Leading technologists Professor Genevieve Bell and David Thodey have signed an open letter calling for a national conversation about the need to develop a legal and ethical framework for artificial intelligence in Australia.
Bell, director of the 3A Institute and Intel Senior Fellow, and Thodey,
former CEO of Telstra and chair of the CSIRO, raise sound and pressing concerns.
While the concept of artificial intelligence (AI) may seem like the realm of science fiction, the reality is that our lives are already being shaped by AI in ways that are largely unnoticed and almost completely unregulated.
Consider those annoying ads that pop-up online when you search Google. How does Google know that you are in the market for that new shirt?
These ads are just one example of content recommendations – you also get them when you login to Netflix, Google, your social media feed or even a news website. The algorithms and techniques that sit behind them, also drive Facebook and Instagram’s facial recognition capability.
Content recommendations are an application of an AI method known as “machine learning” – essentially a set of algorithms that mine the data you (or your children) provide online, whether through your search queries or your social media posts, to “learn you”.
These algorithms engage with every piece of data you lay down online, to learn about your movements, your likes and dislikes, your social networks and your emotional triggers.
At a first glance, features like content recommendation may seem relatively harmless, even helpful. However, when applied in an unregulated environment on a massive scale, their application can have profound social consequences – including undermining democratic processes.
Consider the shifting reality for print media and independent journalism over the past five years.
Newspapers and journalists used to be funded by revenue generated by advertising. Today, that advertising spend has all but disappeared from journalism, instead shifting online to global providers such as Google, Facebook and Amazon.
The dominance of online marketing has all but pulled the rug out from underneath a critical plank of democratic societies – independent journalism – and in its place we are left with a world of content that is curated by algorithms to sell you everything from political parties to shoes.
We are only just beginning to understand the profound impact that active manipulation of the online space had on the US election, through the sale of personal data to target political messaging through content recommendations to propaganda, troll factories and fake news.
If Australia is to harness the incredible potential of artificial intelligence while minimising the risks, there are many complex practical and ethical issues that need to be considered.
The issue of bias in algorithms has been relatively well publicised. For example, MIT researchers have shown how leading facial analysis software either misidentifies or cannot “see” faces of people of colour. This reflects the reality that if you “train” a computer program to make decisions based on biased training data, the computer’s own future decision making will reflect these biases.
As algorithms are increasingly applied to pursuits such as “predictive policing”, or identifying at risk children, the social implications of bias loom large.
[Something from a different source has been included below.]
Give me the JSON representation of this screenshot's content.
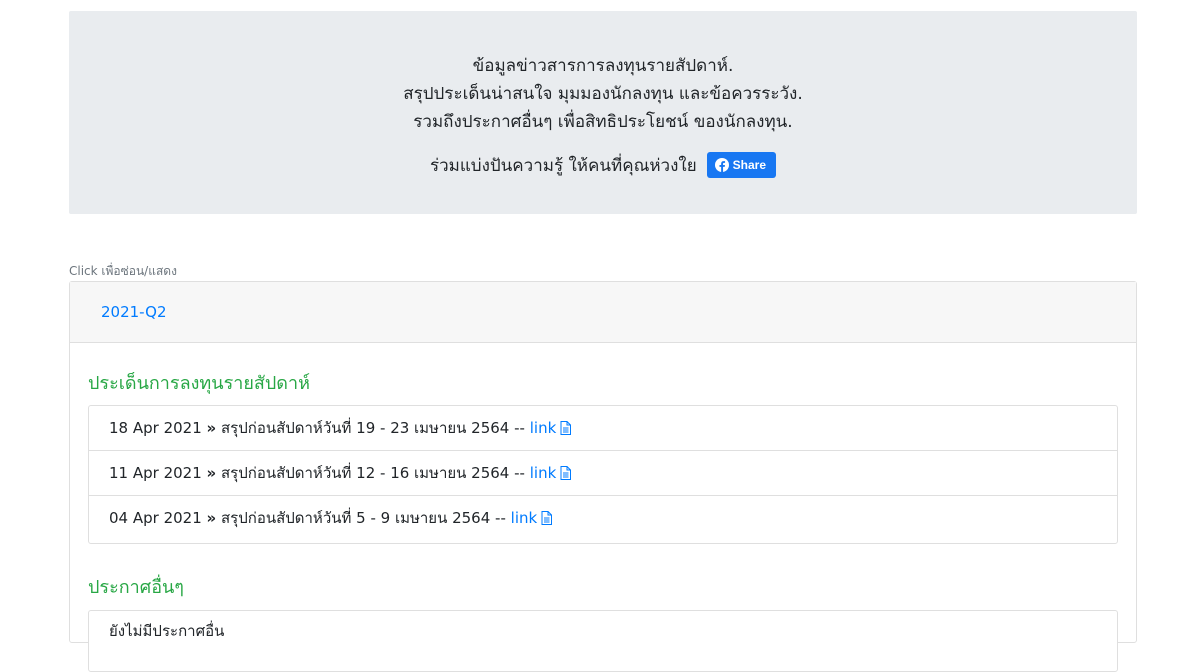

Researchers are working on ways to correct for this bias but for now, the “objectivity” of artificial intelligence for decision making cannot be assumed simply because a product has gone to market.
The issue of explicability is equally critical for anyone concerned about social justice. Explicability relates to the conundrum that humans have been clever enough to develop algorithms that enable machines to then perceive, learn, decide, and act on their own. However, to date, these same machines are unable to explain their decisions and actions to human users.
As “thinking machines” become increasingly involved in justice systems, or in making decisions on social welfare benefits, the need for explicability is clear.
Leading thinkers have noted that the success or failure of artificial intelligence hinges on the critical issue of trust – trust that facilitates data sharing and the multi-disciplinary collaboration on which these technologies depend. For example, breakthroughs in medical research, such as the development of algorithms to identify skin cancers, depend on dermatologists being willing to share hundreds of photos of skin cancers with digital scientists.
Thoughtful, pragmatic regulation on the use and abuse of data is fundamental to trust. It is hard for the public to understand and support data sharing, in a world where Cambridge Analytica and other data breach scandals are front of mind.
While the full impact remains to be seen, the European Union had led the way by recently introducing the General Data Protection Regulation (GDPR), which provides a set of basic principles around what data can be collected, from whom, and when and how it can be used. This includes simple but important innovations. For example, the GDPR introduced rules around when and how companies can collect data from children.
Artificial intelligence is no longer the stuff of science fiction. The power these technologies offer for good is extraordinary. However, the risks are also very real.
Australian consumers, researchers and businesses need to engage in a national conversation about what an informed legal and ethical framework for artificial intelligence in Australia would involve.
The future relies on our willingness to engage with these difficult issues today.